=== In art, entertainment, and media===
====Alias==== *Moustache was the alias name of a French comic actor, François-Alexandre Galipedes (b. February 14, 1929 in Paris, France - d. March 25, 1987 in Arpajon, Essonne, France), known for his roles in Paris Blues (1961), How to Steal a Million (1966), and Zorro (1975)
====Fictional characters==== *Moustaches have long been used by artists to make characters distinctive, as with Charlie Chan, the video game character Mario, Hercule Poirot, or Snidely Whiplash. *Sharabi movie from Bollywood had a character Natthulal whose moustache became a legend. Munchhen hon to Natthulal jaisi, warna na hon (Mostaches should be like Natthulal's or shouldn't be at all) became one of the most quoted dialogue. *At least one fictional moustache has been so notable that a whole style has been named after it: the Fu Manchu moustache.
====Literature==== *In 1954, Salvador Dalí published a book dedicated solely to his moustache.
====Visual art==== They have also been used to make a social or political point as with: *Marcel Duchamp's L.H.O.O.Q. (1919), a parody of the Mona Lisa which adds a goatee and moustache *Frida Kahlo's moustachioed self-portraits
=== In the military ===
*The Rajputana Moustache, worn in India, is famous worldwide. In the Indian Army, most senior rifle Rajputana regiment soldiers have moustaches, and the Rajputana Moustache is a symbol of dignity, caste status, and the lion-like fighter spirit of Rajput soldiers. *Moustaches are also noted among U.S. Army armour and cavalry soldiers.
=== In sport === *In the early 1970s, Major League Baseball players seldom wore facial hair. As detailed in the book Mustache Gang, Oakland Athletics owner Charlie Finley decided to hold a moustache-growing contest within his team. When the A's faced the Cincinnati Reds, whose team rules forbade facial hair, in the 1972 World Series, the series was dubbed by media as "the hairs vs. the squares". *For the 2008 Summer Olympics, Croatia men's national water polo team grew moustaches in honour of coach Ratko Rudić. *During the 2012 London Olympic Games Chileans supporters painted moustaches on their skin as a sign of support of gymnast Tomás González. A site called bigoteolimipico.com (olympicmoustache) was created to allow people create Twitter avatars and Facebook images with moustaches in support of Tomás González. *NHL player George Parros was so well known for his moustache that replicas were sold by his team, with proceeds going to charity. *Formula 1 driver Nigel Mansell wore a famous chevron moustache during his racing career. While he shaved it off after he retired, he did later grow it back.
== Gallery ==
== See also ==

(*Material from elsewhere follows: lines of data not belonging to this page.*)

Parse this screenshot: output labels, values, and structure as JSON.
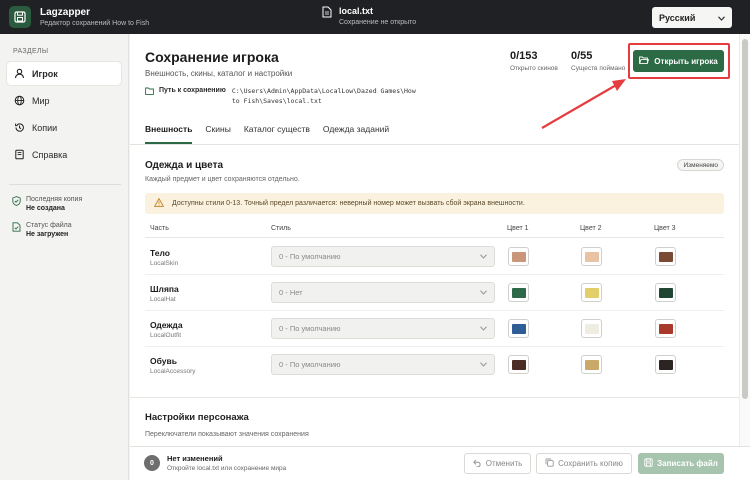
{
  "app": {
    "title": "Lagzapper",
    "subtitle": "Редактор сохранений How to Fish"
  },
  "file": {
    "name": "local.txt",
    "status": "Сохранение не открыто"
  },
  "language": {
    "selected": "Русский"
  },
  "sidebar": {
    "heading": "РАЗДЕЛЫ",
    "items": [
      {
        "label": "Игрок",
        "icon": "user-icon",
        "active": true
      },
      {
        "label": "Мир",
        "icon": "globe-icon",
        "active": false
      },
      {
        "label": "Копии",
        "icon": "history-icon",
        "active": false
      },
      {
        "label": "Справка",
        "icon": "book-icon",
        "active": false
      }
    ],
    "status": [
      {
        "label": "Последняя копия",
        "value": "Не создана",
        "icon": "shield-check-icon"
      },
      {
        "label": "Статус файла",
        "value": "Не загружен",
        "icon": "file-check-icon"
      }
    ]
  },
  "page": {
    "title": "Сохранение игрока",
    "subtitle": "Внешность, скины, каталог и настройки",
    "save_path_label": "Путь к сохранению",
    "save_path_value": "C:\\Users\\Admin\\AppData\\LocalLow\\Dazed Games\\How to Fish\\Saves\\local.txt",
    "stats": [
      {
        "value": "0/153",
        "label": "Открыто скинов"
      },
      {
        "value": "0/55",
        "label": "Существ поймано"
      }
    ],
    "open_button": "Открыть игрока"
  },
  "tabs": [
    {
      "label": "Внешность",
      "active": true
    },
    {
      "label": "Скины",
      "active": false
    },
    {
      "label": "Каталог существ",
      "active": false
    },
    {
      "label": "Одежда заданий",
      "active": false
    }
  ],
  "appearance": {
    "title": "Одежда и цвета",
    "subtitle": "Каждый предмет и цвет сохраняются отдельно.",
    "badge": "Изменяемо",
    "warning": "Доступны стили 0-13. Точный предел различается: неверный номер может вызвать сбой экрана внешности.",
    "columns": {
      "part": "Часть",
      "style": "Стиль",
      "color1": "Цвет 1",
      "color2": "Цвет 2",
      "color3": "Цвет 3"
    },
    "rows": [
      {
        "name": "Тело",
        "key": "LocalSkin",
        "style": "0 - По умолчанию",
        "colors": [
          "#c9967a",
          "#e8c3a4",
          "#7a4a34"
        ]
      },
      {
        "name": "Шляпа",
        "key": "LocalHat",
        "style": "0 - Нет",
        "colors": [
          "#2e6a4a",
          "#e2cf6a",
          "#1f4633"
        ]
      },
      {
        "name": "Одежда",
        "key": "LocalOutfit",
        "style": "0 - По умолчанию",
        "colors": [
          "#2f5e96",
          "#efede2",
          "#a93a2b"
        ]
      },
      {
        "name": "Обувь",
        "key": "LocalAccessory",
        "style": "0 - По умолчанию",
        "colors": [
          "#4a2e25",
          "#c9a86a",
          "#2b2422"
        ]
      }
    ]
  },
  "character": {
    "title": "Настройки персонажа",
    "subtitle": "Переключатели показывают значения сохранения"
  },
  "footer": {
    "badge": "0",
    "title": "Нет изменений",
    "subtitle": "Откройте local.txt или сохранение мира",
    "cancel": "Отменить",
    "save_copy": "Сохранить копию",
    "write_file": "Записать файл"
  },
  "colors": {
    "accent": "#2b6a45",
    "topbar": "#202124",
    "highlight": "#e63b3f",
    "warning_bg": "#fbf1df"
  }
}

* American Mustache Institute * Beard * Bearded lady * Moustache cup * Movember * Occurrence and perceptions of moustaches * Tacheback
== References ==
== External links ==
* [http://www.cbc.ca/radio2/tempo/2011/11/29/tempos-top-five-composer-moustaches/ Photos of famous composers' moustaches in recognition of] Movember * [http://www.eklektik.be/page/Documentaries/12/Ofmoustachesandmen.html French documentary (52min) about history of moustache ]
Category:Facial hair Category:Hairstyles